● Task to complete:
Your result should be every line of the records below that contains the word "Blog".

:: Records supplied ::

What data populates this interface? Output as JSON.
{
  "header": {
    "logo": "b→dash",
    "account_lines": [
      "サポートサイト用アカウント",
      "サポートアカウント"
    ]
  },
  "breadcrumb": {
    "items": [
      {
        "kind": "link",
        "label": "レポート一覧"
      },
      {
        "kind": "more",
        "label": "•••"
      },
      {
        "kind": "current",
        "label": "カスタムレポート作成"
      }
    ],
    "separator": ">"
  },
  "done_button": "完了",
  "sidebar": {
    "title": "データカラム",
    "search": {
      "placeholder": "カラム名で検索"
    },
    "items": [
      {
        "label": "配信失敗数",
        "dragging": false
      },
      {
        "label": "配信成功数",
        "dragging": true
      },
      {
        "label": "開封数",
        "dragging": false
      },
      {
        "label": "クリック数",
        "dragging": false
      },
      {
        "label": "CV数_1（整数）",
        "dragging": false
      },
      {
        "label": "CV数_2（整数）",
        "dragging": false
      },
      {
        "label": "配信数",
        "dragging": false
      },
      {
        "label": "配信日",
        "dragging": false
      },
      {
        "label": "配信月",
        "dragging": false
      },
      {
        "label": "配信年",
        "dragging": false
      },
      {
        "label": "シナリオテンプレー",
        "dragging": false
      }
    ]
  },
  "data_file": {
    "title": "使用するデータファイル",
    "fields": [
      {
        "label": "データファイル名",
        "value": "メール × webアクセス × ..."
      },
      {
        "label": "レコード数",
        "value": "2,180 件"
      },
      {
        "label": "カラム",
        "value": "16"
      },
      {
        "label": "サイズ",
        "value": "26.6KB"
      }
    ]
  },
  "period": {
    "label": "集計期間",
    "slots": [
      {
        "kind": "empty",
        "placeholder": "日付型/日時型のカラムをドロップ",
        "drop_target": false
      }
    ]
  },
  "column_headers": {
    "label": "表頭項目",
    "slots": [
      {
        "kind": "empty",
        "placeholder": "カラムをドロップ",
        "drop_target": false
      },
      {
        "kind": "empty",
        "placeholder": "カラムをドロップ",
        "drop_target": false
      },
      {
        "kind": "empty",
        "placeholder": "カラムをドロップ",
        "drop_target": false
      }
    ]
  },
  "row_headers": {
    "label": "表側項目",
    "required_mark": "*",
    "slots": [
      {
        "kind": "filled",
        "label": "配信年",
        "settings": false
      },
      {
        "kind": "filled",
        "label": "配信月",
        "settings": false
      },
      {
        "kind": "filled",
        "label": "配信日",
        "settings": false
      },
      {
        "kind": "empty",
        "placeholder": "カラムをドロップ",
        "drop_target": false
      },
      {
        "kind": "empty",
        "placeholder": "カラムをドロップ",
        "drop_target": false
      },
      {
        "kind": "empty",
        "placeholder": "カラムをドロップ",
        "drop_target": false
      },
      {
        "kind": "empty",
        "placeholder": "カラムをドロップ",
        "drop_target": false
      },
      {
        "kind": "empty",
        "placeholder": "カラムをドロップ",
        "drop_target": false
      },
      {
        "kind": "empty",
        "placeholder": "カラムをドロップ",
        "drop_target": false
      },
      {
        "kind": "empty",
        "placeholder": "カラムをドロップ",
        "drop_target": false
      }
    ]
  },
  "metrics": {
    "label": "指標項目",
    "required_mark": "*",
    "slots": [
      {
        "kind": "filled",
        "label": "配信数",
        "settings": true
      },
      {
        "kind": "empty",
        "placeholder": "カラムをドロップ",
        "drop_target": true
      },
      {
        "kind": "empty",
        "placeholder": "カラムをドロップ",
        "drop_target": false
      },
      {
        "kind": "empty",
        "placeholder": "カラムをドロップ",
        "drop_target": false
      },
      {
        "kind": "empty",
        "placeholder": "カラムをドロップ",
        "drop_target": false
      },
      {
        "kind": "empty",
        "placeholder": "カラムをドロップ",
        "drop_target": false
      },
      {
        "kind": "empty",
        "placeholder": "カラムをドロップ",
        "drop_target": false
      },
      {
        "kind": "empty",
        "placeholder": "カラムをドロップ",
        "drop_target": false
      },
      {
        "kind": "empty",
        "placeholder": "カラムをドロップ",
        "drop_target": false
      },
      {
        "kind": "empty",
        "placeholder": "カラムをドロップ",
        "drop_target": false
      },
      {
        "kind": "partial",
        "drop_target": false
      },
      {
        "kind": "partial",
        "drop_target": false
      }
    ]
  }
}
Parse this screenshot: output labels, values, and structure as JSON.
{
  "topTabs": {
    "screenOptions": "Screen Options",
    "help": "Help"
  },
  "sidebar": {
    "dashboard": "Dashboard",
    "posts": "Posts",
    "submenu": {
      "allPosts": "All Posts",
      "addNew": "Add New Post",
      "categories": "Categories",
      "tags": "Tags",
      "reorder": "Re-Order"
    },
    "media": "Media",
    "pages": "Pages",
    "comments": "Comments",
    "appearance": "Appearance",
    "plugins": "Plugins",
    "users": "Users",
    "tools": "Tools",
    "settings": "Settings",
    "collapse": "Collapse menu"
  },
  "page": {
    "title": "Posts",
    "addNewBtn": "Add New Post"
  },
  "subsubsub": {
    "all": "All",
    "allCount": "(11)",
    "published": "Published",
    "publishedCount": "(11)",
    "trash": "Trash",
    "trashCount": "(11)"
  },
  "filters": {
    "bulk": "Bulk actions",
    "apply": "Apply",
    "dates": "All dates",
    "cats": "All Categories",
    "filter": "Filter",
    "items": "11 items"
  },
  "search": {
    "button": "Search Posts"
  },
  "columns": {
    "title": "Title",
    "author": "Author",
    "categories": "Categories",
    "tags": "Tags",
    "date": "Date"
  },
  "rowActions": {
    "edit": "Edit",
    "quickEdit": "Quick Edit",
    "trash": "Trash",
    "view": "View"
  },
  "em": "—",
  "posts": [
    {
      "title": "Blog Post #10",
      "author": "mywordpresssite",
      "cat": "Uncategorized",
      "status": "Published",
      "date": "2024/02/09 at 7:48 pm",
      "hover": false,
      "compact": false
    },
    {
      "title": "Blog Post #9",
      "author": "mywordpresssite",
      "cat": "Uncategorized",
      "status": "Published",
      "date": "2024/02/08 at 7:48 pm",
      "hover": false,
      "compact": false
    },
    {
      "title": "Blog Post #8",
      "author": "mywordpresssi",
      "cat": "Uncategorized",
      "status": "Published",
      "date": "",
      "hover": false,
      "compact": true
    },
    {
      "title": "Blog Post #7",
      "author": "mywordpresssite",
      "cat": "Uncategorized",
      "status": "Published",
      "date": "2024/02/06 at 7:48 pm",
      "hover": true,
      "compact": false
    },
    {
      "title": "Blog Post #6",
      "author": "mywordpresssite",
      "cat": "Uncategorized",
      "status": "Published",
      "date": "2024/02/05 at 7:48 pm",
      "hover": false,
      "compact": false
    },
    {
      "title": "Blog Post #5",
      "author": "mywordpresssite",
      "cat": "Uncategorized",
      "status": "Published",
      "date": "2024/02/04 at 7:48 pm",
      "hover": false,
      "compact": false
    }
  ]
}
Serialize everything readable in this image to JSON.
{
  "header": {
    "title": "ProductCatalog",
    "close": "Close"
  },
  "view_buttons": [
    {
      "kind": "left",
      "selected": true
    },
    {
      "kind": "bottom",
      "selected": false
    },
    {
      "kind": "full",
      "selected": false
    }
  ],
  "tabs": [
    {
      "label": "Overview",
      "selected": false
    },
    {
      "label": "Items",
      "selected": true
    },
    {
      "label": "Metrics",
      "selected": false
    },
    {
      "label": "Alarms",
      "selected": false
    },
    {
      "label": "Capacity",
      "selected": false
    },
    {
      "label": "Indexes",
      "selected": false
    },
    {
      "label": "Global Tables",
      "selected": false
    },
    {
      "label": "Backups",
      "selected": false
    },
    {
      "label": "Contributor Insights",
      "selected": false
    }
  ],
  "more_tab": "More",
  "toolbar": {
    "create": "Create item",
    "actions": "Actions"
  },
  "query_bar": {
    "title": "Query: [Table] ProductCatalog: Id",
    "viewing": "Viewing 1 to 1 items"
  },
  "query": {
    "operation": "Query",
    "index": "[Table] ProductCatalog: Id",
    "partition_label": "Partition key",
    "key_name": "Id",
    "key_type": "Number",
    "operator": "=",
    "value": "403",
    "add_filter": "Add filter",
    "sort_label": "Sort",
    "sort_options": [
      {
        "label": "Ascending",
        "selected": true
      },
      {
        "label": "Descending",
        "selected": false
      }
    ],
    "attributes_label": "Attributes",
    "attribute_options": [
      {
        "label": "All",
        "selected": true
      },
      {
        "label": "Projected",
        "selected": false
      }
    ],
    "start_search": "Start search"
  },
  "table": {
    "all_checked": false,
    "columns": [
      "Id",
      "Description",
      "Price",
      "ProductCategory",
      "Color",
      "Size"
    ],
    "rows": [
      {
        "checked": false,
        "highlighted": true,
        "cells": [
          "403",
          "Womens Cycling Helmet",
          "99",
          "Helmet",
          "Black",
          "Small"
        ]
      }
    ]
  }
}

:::

● Final answer:
      "title": "Blog Post #10",
      "title": "Blog Post #9",
      "title": "Blog Post #8",
      "title": "Blog Post #7",
      "title": "Blog Post #6",
      "title": "Blog Post #5",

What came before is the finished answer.